### Provided records
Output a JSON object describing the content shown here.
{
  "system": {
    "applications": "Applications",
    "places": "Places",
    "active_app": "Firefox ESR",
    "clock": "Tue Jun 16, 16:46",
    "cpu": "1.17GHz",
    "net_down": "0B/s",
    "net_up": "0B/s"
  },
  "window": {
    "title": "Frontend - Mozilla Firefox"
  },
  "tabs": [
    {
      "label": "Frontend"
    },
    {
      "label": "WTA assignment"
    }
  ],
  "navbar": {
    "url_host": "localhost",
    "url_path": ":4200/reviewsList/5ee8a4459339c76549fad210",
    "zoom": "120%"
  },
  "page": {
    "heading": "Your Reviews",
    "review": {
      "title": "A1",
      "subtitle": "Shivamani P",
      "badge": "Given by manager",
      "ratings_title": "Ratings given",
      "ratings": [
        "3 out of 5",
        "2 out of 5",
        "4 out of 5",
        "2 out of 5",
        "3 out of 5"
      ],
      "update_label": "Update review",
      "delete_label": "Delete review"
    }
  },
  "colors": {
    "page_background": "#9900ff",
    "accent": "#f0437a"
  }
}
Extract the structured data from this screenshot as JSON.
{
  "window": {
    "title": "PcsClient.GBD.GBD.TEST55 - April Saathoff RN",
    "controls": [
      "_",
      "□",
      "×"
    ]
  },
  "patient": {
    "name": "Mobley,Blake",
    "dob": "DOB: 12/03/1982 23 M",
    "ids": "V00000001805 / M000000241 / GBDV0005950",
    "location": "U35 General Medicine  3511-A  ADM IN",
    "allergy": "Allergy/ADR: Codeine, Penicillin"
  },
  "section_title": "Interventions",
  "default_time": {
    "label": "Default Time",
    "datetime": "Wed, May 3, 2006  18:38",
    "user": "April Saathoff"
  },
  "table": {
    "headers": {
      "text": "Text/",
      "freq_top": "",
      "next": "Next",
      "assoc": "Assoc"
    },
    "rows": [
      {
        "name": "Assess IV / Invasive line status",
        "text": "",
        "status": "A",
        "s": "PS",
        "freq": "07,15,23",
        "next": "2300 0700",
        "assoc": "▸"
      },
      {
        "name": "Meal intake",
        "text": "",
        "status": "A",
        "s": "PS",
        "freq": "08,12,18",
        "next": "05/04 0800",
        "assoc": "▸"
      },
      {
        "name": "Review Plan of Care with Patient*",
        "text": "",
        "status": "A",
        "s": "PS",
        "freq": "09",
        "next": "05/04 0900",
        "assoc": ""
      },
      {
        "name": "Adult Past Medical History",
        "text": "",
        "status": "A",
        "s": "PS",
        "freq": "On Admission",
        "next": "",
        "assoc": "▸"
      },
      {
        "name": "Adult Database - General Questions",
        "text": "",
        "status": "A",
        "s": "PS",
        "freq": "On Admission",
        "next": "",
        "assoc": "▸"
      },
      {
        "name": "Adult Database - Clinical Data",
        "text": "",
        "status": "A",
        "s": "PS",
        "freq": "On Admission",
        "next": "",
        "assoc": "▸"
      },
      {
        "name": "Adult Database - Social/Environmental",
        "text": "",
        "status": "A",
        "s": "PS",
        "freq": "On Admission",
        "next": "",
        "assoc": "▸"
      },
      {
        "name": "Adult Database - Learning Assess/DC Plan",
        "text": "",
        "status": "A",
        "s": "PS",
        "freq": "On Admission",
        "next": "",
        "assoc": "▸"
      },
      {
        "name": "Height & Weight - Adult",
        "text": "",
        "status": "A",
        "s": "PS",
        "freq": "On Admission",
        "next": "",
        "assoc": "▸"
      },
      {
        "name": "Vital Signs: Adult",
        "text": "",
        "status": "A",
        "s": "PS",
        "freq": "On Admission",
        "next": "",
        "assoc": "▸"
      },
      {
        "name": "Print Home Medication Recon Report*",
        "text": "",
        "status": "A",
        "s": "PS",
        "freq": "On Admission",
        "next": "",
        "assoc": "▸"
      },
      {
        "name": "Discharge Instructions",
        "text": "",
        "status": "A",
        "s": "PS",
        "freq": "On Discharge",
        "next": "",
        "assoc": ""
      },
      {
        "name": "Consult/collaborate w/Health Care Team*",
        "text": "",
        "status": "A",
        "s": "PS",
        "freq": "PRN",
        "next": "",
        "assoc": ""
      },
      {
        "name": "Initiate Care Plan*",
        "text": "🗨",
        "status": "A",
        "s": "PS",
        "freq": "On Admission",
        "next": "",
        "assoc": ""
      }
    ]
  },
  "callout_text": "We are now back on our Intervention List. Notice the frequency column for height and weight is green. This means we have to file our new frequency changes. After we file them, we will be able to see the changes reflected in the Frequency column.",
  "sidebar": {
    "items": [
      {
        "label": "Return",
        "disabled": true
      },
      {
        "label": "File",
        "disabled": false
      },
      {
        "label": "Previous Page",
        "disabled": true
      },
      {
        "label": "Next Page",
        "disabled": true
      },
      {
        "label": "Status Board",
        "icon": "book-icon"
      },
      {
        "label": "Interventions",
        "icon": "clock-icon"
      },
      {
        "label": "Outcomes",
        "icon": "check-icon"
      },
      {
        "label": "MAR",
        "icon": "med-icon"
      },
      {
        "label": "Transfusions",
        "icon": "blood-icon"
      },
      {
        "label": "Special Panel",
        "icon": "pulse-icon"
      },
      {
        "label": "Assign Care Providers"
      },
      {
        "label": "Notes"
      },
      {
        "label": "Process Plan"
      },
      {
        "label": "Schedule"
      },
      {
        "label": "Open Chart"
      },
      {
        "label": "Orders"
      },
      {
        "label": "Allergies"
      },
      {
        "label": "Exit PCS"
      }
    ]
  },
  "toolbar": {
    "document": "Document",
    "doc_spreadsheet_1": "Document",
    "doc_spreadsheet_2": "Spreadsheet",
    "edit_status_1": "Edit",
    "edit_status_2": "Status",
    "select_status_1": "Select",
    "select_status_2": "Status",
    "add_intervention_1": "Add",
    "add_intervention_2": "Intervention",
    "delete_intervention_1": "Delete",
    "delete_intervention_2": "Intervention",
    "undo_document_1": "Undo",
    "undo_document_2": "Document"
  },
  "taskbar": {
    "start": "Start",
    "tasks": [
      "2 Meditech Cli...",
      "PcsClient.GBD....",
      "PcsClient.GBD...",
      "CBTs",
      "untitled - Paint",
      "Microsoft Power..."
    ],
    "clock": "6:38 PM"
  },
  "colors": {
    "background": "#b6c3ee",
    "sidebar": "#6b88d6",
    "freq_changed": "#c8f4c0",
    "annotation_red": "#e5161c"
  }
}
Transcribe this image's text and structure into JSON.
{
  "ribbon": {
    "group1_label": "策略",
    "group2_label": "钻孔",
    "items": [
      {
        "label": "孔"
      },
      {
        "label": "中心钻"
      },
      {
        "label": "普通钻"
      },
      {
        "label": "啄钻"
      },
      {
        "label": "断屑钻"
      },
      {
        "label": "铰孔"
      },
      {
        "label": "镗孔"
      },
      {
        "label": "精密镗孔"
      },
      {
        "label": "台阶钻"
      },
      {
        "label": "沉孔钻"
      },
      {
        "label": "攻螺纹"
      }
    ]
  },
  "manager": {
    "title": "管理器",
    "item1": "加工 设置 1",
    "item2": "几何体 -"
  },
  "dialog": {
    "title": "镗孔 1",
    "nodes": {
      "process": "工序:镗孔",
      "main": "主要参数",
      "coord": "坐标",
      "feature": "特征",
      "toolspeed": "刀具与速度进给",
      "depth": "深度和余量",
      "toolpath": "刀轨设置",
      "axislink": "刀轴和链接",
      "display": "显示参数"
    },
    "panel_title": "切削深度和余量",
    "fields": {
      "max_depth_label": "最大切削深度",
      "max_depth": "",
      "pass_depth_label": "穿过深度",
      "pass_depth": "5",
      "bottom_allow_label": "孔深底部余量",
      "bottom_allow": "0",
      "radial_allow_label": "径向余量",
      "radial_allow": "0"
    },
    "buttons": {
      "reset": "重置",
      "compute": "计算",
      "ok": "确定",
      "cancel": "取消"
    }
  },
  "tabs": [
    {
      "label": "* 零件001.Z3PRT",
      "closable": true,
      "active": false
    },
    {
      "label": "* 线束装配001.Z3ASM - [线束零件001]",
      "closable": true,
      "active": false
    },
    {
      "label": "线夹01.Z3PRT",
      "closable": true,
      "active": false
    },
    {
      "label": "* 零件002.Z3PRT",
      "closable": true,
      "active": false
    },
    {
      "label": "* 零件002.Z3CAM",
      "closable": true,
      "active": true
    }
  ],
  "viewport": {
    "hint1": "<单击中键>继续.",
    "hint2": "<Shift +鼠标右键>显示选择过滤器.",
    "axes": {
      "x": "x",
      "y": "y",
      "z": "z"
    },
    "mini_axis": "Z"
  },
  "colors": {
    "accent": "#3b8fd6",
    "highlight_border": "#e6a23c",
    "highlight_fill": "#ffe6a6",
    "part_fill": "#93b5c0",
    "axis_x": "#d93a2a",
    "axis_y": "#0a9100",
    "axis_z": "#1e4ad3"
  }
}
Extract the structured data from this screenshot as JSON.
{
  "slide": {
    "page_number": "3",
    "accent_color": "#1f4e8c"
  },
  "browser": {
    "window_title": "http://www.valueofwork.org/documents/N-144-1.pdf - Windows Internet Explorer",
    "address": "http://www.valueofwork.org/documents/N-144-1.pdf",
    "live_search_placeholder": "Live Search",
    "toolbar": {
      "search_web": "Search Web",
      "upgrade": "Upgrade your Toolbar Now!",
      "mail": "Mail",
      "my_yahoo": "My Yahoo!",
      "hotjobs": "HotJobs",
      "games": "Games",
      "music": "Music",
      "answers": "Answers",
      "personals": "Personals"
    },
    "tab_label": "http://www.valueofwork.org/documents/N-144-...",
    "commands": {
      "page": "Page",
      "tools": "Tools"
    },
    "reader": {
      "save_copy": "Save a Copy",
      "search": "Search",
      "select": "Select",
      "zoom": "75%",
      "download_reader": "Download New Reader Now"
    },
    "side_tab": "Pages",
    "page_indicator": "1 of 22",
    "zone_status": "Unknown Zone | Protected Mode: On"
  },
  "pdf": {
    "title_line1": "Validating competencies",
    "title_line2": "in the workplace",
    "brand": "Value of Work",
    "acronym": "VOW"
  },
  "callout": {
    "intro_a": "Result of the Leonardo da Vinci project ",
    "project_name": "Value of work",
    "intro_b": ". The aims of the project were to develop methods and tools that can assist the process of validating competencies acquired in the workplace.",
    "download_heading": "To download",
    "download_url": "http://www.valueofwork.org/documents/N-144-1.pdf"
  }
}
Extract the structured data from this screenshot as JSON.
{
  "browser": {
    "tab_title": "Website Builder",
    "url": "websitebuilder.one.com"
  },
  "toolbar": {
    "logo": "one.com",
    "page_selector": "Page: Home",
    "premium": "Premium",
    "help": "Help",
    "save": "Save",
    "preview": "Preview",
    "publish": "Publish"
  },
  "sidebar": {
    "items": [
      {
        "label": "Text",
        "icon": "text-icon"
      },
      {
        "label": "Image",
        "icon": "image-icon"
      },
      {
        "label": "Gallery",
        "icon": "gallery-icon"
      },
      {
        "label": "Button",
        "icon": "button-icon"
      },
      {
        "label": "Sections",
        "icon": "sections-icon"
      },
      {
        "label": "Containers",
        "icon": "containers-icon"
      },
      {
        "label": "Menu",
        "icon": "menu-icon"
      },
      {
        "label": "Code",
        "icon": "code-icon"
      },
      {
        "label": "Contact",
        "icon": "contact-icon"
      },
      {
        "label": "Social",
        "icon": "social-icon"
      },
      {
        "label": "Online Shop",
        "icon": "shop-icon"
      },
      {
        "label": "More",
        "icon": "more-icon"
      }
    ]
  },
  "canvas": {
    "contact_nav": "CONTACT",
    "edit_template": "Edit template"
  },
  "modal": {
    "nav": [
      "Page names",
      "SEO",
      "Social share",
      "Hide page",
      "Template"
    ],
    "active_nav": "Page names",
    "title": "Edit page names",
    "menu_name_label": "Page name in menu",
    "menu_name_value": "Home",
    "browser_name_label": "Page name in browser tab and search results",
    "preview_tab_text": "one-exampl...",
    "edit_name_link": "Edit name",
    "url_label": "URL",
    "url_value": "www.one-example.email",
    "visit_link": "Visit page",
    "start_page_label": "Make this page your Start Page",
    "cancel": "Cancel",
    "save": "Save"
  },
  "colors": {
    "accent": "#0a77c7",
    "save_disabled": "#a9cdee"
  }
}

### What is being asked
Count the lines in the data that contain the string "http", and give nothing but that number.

### Task solution
4